Still, like ripples on an infinite pond, they continued to spread. Whatever their council on their homeworld was like, it realised there was no way a single world could police that kind of territory. It finally, however reluctantly, conceded to acknowledge the new territories' independence.
The centuries that followed saw them spreading across the skies. It awed Nersi to see just how much territory they controlled, and in all that vastness, in all the time these humans had spent searching, her own glittering world locked away in its secluded corner of creation, was the only other speck of life they had found.
Nersi sat and stared at the window as it faded to darkness for the last time. Her world, everything she had been taught and had taken for granted; in a matter of a couple of hours a machine had successfully desiccated it. The Gods, she knew they were there. The magic and powers of the Priests, they were something that could not be denied. Was it possible that these humans never had gods in the first place? or that their deities had forsaken them?
Or that they no longer needed them?
Burn it! There were others better suited for this kind of thing: scholars who would be only too willing to delve into the intrigues and paradoxes of theological debates. It was something she had been taught not to think about.
She rubbed her temples with her fingertips: hard.
There was something else...
"First, humans are aggressive... I mean, they have fought a lot of wars, right?"
Her ruff twitched. "Do they still fight wars?"
"Large wars are no longer fought: they proved to be too expensive for all involved. Small battles between provinces are fought, but such actions are rare and limited."
"Would they..." Nersi anxiously began to speak, then lowered her head. "Forget it."
First said nothing.
"I'd like to rest now," Nersi said. "Think things over... can I ask you some questions later?"
"I am always ¿¿¿¿¿¿¿ to answer questions," the machine replied.
Nersi bowed her head to the black desk, then stood and worked the stiffness out of her back and cramped tail muscles. Behind her the window shimmered and turned into a mirror, the green lines in the desktop fading away.

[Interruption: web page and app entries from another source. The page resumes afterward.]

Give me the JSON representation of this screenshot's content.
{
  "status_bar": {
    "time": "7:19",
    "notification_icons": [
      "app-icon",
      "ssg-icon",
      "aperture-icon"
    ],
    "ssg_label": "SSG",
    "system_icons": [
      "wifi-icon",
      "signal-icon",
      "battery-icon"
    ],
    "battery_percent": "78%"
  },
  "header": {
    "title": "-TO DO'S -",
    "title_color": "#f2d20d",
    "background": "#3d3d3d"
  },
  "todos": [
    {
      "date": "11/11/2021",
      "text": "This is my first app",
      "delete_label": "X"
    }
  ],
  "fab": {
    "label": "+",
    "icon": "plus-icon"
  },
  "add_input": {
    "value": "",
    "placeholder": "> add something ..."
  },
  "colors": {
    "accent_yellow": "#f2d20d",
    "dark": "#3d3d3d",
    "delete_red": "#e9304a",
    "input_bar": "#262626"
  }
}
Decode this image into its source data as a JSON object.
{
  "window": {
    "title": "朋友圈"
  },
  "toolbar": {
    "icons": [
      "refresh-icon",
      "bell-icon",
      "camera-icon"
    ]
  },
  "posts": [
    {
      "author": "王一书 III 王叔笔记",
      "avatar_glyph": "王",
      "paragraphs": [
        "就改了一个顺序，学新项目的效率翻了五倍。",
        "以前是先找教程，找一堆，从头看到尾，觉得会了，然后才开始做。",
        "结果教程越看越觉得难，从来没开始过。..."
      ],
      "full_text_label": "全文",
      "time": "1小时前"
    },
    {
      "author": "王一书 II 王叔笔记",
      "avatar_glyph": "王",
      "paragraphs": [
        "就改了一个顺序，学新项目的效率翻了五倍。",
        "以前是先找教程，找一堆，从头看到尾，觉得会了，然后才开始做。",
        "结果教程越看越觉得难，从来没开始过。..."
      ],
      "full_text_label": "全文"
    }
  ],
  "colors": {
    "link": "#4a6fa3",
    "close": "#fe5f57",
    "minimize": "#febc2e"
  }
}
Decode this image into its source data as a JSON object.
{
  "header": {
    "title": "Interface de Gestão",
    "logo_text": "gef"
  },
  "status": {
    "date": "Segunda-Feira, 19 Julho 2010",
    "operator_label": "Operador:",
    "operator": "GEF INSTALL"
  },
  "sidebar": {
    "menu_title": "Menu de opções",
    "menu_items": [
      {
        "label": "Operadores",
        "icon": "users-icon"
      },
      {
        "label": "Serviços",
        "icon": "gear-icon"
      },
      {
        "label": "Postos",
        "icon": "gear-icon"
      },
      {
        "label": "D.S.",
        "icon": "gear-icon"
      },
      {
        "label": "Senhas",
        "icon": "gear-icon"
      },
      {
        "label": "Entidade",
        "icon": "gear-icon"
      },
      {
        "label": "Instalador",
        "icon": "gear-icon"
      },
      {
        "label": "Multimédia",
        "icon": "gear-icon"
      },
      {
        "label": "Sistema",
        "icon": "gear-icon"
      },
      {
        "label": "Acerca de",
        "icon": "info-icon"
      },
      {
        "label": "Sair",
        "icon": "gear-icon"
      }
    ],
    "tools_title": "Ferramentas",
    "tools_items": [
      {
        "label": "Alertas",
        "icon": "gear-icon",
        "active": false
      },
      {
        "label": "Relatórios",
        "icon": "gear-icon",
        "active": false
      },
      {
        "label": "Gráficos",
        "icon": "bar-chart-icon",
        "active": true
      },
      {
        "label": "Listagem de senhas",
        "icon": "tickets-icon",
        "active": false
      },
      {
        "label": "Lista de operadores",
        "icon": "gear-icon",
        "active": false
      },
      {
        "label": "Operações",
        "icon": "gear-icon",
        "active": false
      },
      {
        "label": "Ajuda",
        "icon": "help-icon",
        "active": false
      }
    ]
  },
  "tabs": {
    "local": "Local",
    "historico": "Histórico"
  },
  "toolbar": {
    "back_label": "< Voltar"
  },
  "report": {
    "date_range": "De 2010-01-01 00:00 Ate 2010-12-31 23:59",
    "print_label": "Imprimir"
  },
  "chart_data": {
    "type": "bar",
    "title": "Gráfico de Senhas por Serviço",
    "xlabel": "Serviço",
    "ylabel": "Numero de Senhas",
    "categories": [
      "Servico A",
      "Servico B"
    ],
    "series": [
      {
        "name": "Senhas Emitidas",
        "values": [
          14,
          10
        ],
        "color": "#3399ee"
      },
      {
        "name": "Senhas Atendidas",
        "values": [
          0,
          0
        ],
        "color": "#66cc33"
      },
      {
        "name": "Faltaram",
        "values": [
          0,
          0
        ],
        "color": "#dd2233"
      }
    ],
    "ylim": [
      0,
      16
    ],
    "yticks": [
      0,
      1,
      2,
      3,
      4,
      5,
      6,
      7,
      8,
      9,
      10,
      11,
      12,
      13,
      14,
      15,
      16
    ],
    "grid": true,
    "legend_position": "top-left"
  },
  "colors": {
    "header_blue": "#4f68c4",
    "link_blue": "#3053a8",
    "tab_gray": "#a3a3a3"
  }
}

Seth'Nai was unconscious. She stood for a time, just watching his face. He twitched and growled something then settled again. Did he see anything in his drift? Was it just... nothingness? Perhaps that was the price they paid for rejecting their gods: they lost the time the gods gave them for contemplation.
She sighed - loud in the stillness of the room - and turned to the other bed, letting the copper breeches fall to the floor, stepping out of them. The bed was soft and already warm, but she lay there, an empty feeling nagging at her.
Seth'Nai stirred slightly when she slipped into the bed beside him, but that was all. She huddled up against his back, his hairless hide exuding a gentle warmth and feeling incredibly soft against her fingertips as she stroked his ribs. Gently she breathed against his shoulder, inhaling the green freshness of water, the transient tingle of salt. He rumbled faintly when she licked the nape of his neck, then there was a vague, indefinable sensation of well-being glowing deep inside her as she tucked her head against him and settled into drift.